Alternative forms[edit]

Etymology[edit]

From Latin carrus

Noun[edit]

carrus (plural carri)

  1. (uncommon, historical) A load: various English units of weight or volume based upon standardized cartloads of certain commodities.

Synonyms[edit]

Hyponyms[edit]


Latin[edit]

Alternative forms[edit]

Etymology[edit]

From Gaulish karros, from Proto-Celtic *karros (wagon), from Proto-Indo-European *kr̥s-o-, zero-grade form of *ḱers- (to run). Cognate to currō.

Pronunciation[edit]

Noun[edit]

carrus m (genitive carrī); second declension

  1. a wagon, a four-wheeled baggage cart
  2. a cartload, a wagonload
  3. (Medieval) a load, an English unit of weight
    • c. 1300, Tractatus de Ponderibus et Mensuris
      Saccus lane debet ponderare viginti & octo petras & solebat ponderare unam summam frumenti & ponderat sextam partem unius carri de plumbo
      The sack of wool ought to weigh twenty & eight stone & is accustomed to weigh one quarter of wheat & weights the sixth part of one cartload of lead.

Inflection[edit]

Second declension.

Case Singular Plural
nominative carrus carrī
genitive carrī carrōrum
dative carrō carrīs
accusative carrum carrōs
ablative carrō carrīs
vocative carre carrī

Synonyms[edit]

Hyponyms[edit]

Derived terms[edit]

Descendants[edit]

References[edit]

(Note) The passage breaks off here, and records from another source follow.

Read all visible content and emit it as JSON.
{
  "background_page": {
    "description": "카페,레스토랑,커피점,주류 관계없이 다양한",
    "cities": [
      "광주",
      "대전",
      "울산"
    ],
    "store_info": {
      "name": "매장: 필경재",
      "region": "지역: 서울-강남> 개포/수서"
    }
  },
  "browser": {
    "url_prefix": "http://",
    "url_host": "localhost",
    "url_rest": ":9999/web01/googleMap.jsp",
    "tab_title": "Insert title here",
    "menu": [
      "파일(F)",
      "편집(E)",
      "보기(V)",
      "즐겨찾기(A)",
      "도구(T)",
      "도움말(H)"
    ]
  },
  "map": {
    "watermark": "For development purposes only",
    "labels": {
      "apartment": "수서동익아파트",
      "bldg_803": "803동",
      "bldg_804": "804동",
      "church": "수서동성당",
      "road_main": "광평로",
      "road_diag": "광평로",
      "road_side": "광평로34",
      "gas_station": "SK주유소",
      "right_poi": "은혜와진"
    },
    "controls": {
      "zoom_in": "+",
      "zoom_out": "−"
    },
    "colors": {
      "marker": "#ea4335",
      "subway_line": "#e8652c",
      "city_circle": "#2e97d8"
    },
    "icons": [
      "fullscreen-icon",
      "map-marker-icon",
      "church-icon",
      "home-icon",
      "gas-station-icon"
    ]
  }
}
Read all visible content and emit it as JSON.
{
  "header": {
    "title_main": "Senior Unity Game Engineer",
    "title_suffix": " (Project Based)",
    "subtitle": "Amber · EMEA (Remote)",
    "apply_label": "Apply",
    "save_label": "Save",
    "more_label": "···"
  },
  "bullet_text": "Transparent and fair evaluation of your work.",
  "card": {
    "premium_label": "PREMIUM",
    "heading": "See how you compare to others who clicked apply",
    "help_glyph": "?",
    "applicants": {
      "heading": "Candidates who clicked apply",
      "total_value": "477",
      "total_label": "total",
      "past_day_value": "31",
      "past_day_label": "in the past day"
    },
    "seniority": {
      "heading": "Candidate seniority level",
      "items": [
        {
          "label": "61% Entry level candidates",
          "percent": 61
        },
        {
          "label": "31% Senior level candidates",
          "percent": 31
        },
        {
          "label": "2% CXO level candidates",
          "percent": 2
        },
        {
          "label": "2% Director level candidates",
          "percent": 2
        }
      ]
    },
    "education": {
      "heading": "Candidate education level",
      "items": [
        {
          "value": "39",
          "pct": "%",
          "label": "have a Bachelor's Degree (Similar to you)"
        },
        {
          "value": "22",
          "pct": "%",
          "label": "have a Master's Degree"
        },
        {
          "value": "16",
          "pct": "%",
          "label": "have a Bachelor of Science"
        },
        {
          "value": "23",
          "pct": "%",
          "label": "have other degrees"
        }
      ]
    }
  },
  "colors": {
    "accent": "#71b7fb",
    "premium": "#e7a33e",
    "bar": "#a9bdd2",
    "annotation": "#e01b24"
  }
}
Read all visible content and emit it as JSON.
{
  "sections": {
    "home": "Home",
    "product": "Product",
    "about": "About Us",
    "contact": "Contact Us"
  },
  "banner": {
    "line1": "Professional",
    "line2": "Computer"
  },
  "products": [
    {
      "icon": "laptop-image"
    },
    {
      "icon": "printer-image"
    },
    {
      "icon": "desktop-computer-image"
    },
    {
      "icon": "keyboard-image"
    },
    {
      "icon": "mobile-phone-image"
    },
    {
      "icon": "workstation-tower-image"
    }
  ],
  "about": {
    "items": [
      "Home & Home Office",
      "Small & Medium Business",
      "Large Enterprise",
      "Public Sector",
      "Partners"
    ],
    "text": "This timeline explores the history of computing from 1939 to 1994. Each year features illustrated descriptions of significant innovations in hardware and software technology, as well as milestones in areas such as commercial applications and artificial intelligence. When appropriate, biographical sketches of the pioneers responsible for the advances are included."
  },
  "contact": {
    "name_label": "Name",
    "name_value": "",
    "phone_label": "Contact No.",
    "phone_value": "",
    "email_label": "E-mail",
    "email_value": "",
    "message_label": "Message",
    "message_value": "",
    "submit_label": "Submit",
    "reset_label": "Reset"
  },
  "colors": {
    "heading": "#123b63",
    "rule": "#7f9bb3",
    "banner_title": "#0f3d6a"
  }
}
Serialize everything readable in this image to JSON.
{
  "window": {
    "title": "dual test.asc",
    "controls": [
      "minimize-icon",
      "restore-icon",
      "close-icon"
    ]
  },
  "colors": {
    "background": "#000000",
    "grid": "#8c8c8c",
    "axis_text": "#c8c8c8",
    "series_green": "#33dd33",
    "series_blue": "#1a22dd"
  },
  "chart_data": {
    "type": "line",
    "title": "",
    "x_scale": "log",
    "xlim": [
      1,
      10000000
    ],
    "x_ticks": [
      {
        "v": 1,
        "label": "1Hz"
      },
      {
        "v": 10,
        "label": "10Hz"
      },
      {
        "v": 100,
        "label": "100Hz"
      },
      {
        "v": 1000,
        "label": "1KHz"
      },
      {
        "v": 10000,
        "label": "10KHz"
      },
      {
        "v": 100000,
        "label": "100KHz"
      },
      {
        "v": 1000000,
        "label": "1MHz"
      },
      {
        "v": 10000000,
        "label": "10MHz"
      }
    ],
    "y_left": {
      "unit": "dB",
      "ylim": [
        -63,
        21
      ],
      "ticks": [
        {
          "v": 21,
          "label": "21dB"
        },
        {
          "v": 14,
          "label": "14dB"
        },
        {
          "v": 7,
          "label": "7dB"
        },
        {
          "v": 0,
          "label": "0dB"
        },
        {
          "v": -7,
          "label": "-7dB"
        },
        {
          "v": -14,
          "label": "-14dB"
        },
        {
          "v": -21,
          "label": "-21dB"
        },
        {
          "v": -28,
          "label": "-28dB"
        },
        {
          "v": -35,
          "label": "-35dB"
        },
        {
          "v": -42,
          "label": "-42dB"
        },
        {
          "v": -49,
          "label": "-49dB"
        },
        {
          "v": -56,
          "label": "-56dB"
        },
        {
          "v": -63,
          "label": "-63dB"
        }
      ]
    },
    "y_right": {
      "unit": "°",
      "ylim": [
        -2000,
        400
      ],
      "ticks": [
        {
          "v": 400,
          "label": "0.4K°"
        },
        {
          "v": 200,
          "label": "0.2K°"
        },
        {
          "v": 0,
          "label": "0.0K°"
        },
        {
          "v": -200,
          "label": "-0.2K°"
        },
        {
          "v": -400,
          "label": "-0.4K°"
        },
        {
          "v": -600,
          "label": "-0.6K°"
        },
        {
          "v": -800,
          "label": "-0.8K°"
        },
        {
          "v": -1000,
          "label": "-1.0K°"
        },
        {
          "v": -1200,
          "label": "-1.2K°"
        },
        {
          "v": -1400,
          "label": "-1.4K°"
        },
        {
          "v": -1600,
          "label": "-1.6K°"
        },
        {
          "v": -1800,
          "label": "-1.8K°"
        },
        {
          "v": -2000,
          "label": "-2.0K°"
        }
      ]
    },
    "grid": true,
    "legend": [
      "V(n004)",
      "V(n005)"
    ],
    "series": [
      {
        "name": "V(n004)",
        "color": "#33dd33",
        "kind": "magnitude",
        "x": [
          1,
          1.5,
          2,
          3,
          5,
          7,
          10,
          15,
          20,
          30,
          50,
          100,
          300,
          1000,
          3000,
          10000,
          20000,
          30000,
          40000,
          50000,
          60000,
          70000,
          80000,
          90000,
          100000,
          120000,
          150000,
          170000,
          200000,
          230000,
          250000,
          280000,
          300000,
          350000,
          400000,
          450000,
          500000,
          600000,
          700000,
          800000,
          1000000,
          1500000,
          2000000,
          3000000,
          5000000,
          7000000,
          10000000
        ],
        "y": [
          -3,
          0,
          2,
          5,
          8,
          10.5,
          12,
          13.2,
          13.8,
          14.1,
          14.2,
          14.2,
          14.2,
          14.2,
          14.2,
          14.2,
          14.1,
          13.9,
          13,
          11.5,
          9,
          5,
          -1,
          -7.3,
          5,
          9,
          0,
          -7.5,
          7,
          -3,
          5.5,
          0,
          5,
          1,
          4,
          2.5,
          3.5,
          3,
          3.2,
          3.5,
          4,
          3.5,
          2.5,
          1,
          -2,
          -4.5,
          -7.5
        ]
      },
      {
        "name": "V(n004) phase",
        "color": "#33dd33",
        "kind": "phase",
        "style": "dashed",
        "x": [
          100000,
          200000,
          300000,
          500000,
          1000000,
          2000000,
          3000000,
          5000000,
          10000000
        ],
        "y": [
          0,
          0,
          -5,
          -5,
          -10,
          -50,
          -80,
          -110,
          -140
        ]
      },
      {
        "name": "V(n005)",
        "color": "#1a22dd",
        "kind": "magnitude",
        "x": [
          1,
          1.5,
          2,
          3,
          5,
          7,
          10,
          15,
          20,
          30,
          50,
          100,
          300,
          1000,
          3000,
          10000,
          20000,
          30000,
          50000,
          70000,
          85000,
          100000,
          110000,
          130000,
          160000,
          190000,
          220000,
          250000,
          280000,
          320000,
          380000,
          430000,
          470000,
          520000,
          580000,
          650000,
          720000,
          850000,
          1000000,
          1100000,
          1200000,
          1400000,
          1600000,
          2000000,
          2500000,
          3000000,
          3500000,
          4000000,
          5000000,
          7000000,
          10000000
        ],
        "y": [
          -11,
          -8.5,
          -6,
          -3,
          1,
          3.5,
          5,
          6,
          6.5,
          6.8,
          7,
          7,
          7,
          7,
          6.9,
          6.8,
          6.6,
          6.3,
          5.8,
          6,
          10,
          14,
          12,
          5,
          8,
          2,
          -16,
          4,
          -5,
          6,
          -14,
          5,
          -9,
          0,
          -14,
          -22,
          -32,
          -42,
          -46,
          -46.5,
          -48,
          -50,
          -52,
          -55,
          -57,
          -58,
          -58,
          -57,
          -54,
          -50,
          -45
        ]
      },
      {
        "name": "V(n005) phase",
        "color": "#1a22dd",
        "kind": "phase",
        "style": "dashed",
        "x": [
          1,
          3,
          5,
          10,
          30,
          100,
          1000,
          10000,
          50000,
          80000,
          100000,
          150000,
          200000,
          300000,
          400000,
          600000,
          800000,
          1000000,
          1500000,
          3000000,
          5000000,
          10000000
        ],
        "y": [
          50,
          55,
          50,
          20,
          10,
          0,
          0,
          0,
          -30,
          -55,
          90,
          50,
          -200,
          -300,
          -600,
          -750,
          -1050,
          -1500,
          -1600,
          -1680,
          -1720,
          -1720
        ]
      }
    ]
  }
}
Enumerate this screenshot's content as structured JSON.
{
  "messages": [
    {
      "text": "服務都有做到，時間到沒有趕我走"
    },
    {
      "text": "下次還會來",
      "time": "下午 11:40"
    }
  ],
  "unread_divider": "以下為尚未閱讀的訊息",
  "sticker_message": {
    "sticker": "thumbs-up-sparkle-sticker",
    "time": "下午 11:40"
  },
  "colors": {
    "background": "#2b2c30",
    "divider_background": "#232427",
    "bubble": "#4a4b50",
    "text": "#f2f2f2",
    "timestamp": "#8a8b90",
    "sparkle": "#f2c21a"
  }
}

  • carrus in Charlton T. Lewis and Charles Short (1879) A Latin Dictionary, Oxford: Clarendon Press
  • carrus in Charlton T. Lewis (1891) An Elementary Latin Dictionary, New York: Harper & Brothers
  • du Cange, Charles (1883), “carrus”, in G. A. Louis Henschel, Pierre Carpentier, Léopold Favre, editors, Glossarium Mediæ et Infimæ Latinitatis (in Latin), Niort: L. Favre
  • carrus” in Félix Gaffiot’s Dictionnaire Illustré Latin-Français, Hachette (1934)
  • carrus in Harry Thurston Peck, editor (1898) Harper's Dictionary of Classical Antiquities, New York: Harper & Brothers
  • carrus in William Smith et al., editor (1890) A Dictionary of Greek and Roman Antiquities, London: William Wayte. G. E. Marindin